When the citizens of Lapilang, a village in the northeastern region of Nepal, needed fresh drinking water, they would collect their buckets and set out on an hours long journey up a steep mountainside overlooking the foothills of the Himalayas.
Arduous and prone to danger from mudslides, the trip became necessary after the April 25, 2015, earthquake, which killed 9,000 people in Nepal. The devastation was followed by dozens of aftershocks that killed hundreds more while leveling buildings, rupturing pipes, destroying farmland and contaminating or shifting local water sources.
Almost overnight, clean drinking water for the village was hours away and difficult to access.
In spite of enormous logistical challenges, USAID and its partners mobilized in the following months to help villages like Lapilang. Last year, I went there as USAID staff to see if there had been any progress in returning their lives to normal.
What made USAID’s work in Nepal unique was the use of “Community Driven Development.” In this approach, an outside organization may offer to fund important small infrastructure projects, but it is up to community members themselves to identify, implement and maintain those projects.

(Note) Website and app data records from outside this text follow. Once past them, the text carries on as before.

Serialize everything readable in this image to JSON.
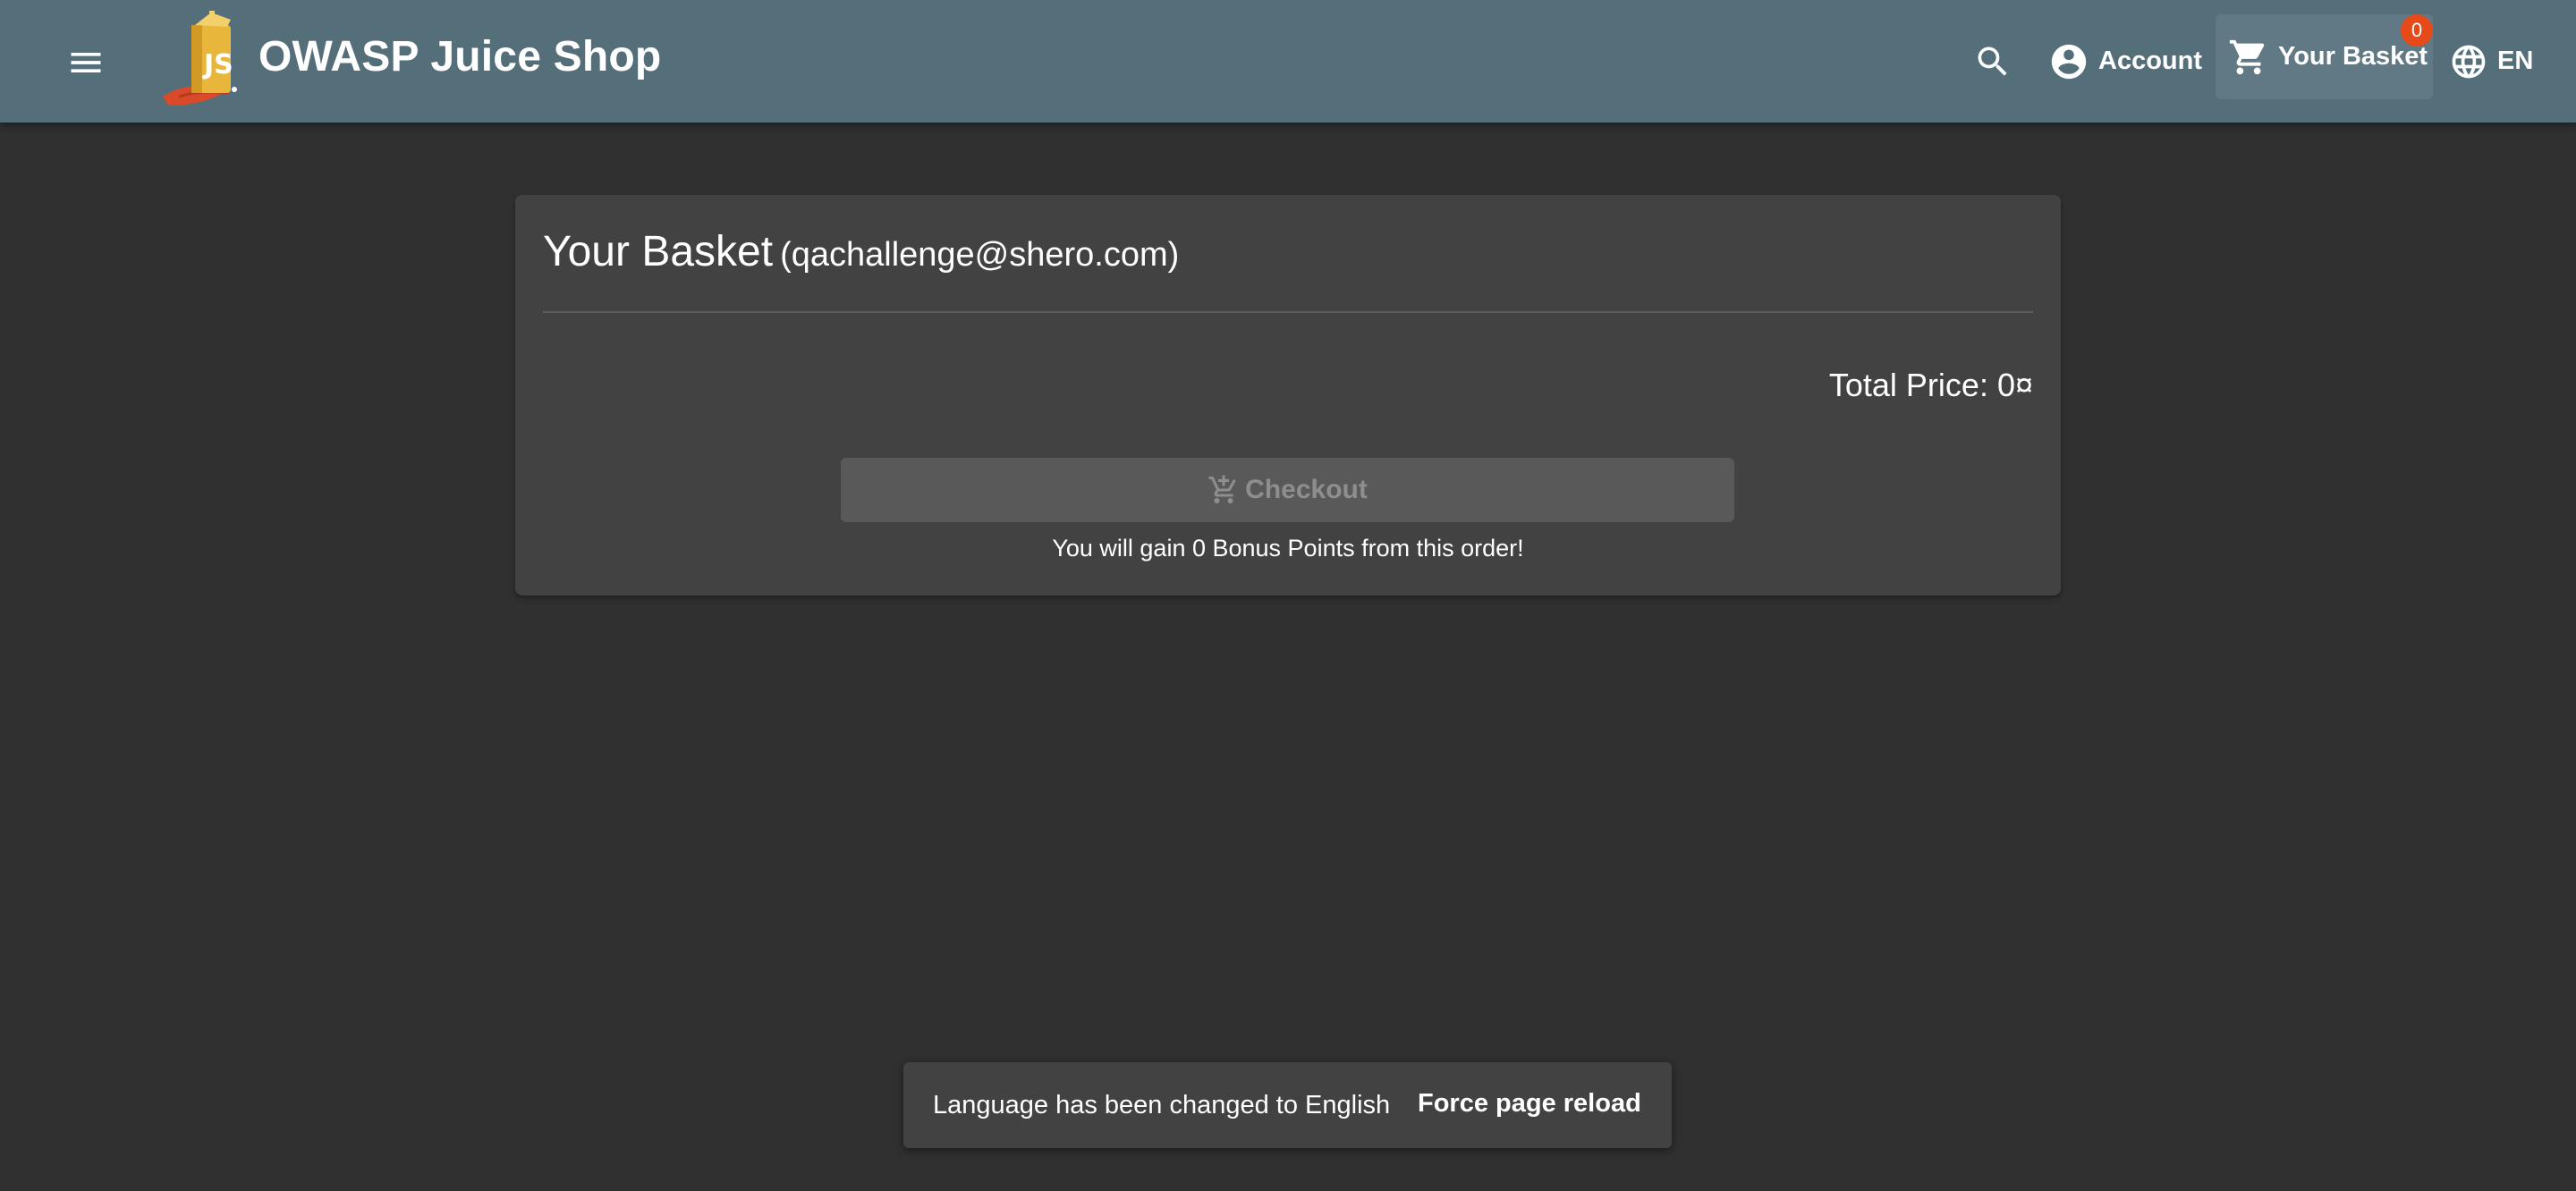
{
  "header": {
    "app_title": "OWASP Juice Shop",
    "account_label": "Account",
    "basket_label": "Your Basket",
    "basket_badge": "0",
    "language_label": "EN",
    "icons": [
      "menu-icon",
      "juice-shop-logo",
      "search-icon",
      "account-circle-icon",
      "shopping-cart-icon",
      "language-icon"
    ]
  },
  "basket": {
    "title": "Your Basket",
    "email": "(qachallenge@shero.com)",
    "total_price": "Total Price: 0¤",
    "checkout_label": "Checkout",
    "checkout_enabled": false,
    "bonus_text": "You will gain 0 Bonus Points from this order!"
  },
  "snackbar": {
    "message": "Language has been changed to English",
    "action_label": "Force page reload"
  },
  "colors": {
    "toolbar": "#546e7a",
    "background": "#303030",
    "card": "#424242",
    "badge": "#e64a19"
  }
}
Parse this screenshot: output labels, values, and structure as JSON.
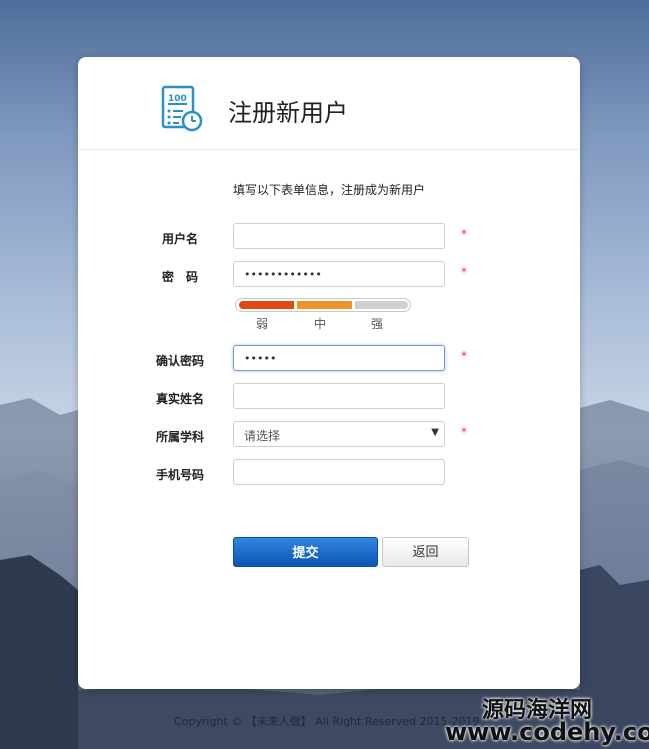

Instead of simply relying on outsiders to fund necessary improvements, the community will gain experience in democracy, local governance and demand greater accountability from leaders.

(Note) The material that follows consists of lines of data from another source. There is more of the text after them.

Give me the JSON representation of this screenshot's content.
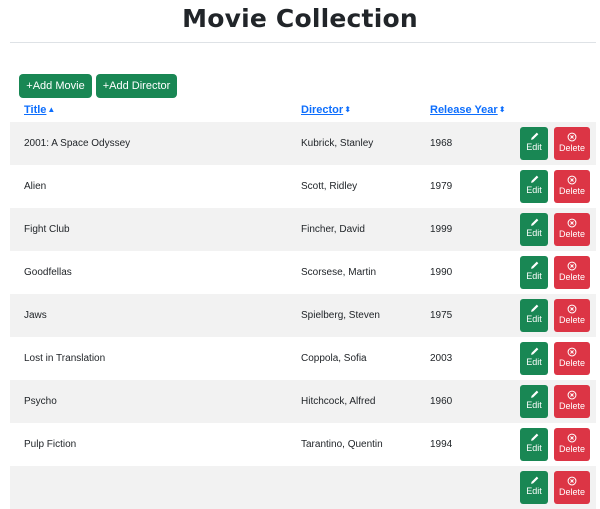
{
  "page": {
    "title": "Movie Collection"
  },
  "toolbar": {
    "add_movie_label": "+Add Movie",
    "add_director_label": "+Add Director"
  },
  "table": {
    "columns": [
      {
        "label": "Title",
        "sort": "ascending",
        "sort_icon": "caret-up-icon"
      },
      {
        "label": "Director",
        "sort": "unsorted",
        "sort_icon": "sort-arrows-icon"
      },
      {
        "label": "Release Year",
        "sort": "unsorted",
        "sort_icon": "sort-arrows-icon"
      }
    ],
    "action_labels": {
      "edit": "Edit",
      "delete": "Delete"
    },
    "rows": [
      {
        "title": "2001: A Space Odyssey",
        "director": "Kubrick, Stanley",
        "year": "1968"
      },
      {
        "title": "Alien",
        "director": "Scott, Ridley",
        "year": "1979"
      },
      {
        "title": "Fight Club",
        "director": "Fincher, David",
        "year": "1999"
      },
      {
        "title": "Goodfellas",
        "director": "Scorsese, Martin",
        "year": "1990"
      },
      {
        "title": "Jaws",
        "director": "Spielberg, Steven",
        "year": "1975"
      },
      {
        "title": "Lost in Translation",
        "director": "Coppola, Sofia",
        "year": "2003"
      },
      {
        "title": "Psycho",
        "director": "Hitchcock, Alfred",
        "year": "1960"
      },
      {
        "title": "Pulp Fiction",
        "director": "Tarantino, Quentin",
        "year": "1994"
      },
      {
        "title": "",
        "director": "",
        "year": ""
      }
    ]
  },
  "colors": {
    "primary_link": "#0d6efd",
    "success": "#198754",
    "danger": "#dc3545",
    "stripe": "#f2f2f2"
  }
}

Interested in learning more? Click here to read the full article on USAID 2030 on Medium.